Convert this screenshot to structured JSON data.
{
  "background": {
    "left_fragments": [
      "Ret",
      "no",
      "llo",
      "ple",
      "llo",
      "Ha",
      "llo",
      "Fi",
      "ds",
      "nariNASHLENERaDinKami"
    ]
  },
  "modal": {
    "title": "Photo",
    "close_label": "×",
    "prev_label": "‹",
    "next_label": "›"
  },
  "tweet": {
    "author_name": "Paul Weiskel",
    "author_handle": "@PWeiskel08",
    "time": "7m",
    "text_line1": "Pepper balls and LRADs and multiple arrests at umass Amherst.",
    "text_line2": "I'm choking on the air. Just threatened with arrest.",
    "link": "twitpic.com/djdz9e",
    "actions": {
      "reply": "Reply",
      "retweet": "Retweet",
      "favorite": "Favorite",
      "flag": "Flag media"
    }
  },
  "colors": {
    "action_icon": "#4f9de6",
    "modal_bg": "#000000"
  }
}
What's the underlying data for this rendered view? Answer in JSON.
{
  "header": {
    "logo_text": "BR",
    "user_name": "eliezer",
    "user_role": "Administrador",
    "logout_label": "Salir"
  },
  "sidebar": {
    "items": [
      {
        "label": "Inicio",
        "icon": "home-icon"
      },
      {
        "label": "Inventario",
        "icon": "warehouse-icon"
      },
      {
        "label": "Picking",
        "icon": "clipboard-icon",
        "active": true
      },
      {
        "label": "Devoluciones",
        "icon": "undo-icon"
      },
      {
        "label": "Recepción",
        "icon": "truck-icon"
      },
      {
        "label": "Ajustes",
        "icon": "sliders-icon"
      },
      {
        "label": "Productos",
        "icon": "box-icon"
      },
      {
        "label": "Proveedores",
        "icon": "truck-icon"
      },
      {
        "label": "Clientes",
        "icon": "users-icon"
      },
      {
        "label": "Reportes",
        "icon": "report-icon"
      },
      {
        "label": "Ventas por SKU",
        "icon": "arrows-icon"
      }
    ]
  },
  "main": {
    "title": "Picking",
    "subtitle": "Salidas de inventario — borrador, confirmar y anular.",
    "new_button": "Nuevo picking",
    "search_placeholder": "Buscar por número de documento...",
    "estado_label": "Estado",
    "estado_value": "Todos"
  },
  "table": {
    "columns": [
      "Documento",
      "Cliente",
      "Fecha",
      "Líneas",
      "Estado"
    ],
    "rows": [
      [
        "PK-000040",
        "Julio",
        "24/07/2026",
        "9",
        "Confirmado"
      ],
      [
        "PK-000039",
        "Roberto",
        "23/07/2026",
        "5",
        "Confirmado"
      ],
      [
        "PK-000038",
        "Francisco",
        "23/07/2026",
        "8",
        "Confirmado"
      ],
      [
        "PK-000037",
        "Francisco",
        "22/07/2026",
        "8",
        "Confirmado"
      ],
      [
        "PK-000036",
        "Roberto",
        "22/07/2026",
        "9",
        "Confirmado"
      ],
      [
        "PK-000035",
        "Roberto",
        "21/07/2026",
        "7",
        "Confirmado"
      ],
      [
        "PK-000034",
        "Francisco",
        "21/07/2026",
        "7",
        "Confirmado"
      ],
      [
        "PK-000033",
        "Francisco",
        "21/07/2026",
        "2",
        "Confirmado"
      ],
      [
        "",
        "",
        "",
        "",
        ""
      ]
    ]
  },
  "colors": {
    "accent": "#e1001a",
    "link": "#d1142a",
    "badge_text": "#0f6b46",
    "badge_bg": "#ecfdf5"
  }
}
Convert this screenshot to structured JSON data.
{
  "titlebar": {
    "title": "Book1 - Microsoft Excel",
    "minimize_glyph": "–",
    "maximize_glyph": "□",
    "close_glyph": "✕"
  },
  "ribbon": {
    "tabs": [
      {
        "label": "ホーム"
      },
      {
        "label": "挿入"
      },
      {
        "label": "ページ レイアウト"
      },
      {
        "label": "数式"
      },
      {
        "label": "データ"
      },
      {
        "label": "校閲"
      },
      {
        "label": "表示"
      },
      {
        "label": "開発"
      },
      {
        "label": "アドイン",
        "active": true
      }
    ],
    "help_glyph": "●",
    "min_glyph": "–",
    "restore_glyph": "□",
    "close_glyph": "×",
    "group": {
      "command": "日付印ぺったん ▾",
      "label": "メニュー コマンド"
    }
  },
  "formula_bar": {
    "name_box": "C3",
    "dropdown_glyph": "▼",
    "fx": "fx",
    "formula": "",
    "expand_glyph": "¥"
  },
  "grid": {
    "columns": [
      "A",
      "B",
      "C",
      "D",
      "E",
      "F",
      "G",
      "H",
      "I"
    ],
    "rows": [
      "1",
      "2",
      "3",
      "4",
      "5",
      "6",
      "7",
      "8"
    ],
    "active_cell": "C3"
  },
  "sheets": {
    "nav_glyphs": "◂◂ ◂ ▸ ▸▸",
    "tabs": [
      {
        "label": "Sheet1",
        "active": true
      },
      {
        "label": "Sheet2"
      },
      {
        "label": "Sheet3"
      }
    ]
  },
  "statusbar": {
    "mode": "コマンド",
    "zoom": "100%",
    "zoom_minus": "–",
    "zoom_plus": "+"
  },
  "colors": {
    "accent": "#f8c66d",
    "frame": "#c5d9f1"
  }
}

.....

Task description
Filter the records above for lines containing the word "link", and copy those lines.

Solution
    "link": "twitpic.com/djdz9e",
    "link": "#d1142a",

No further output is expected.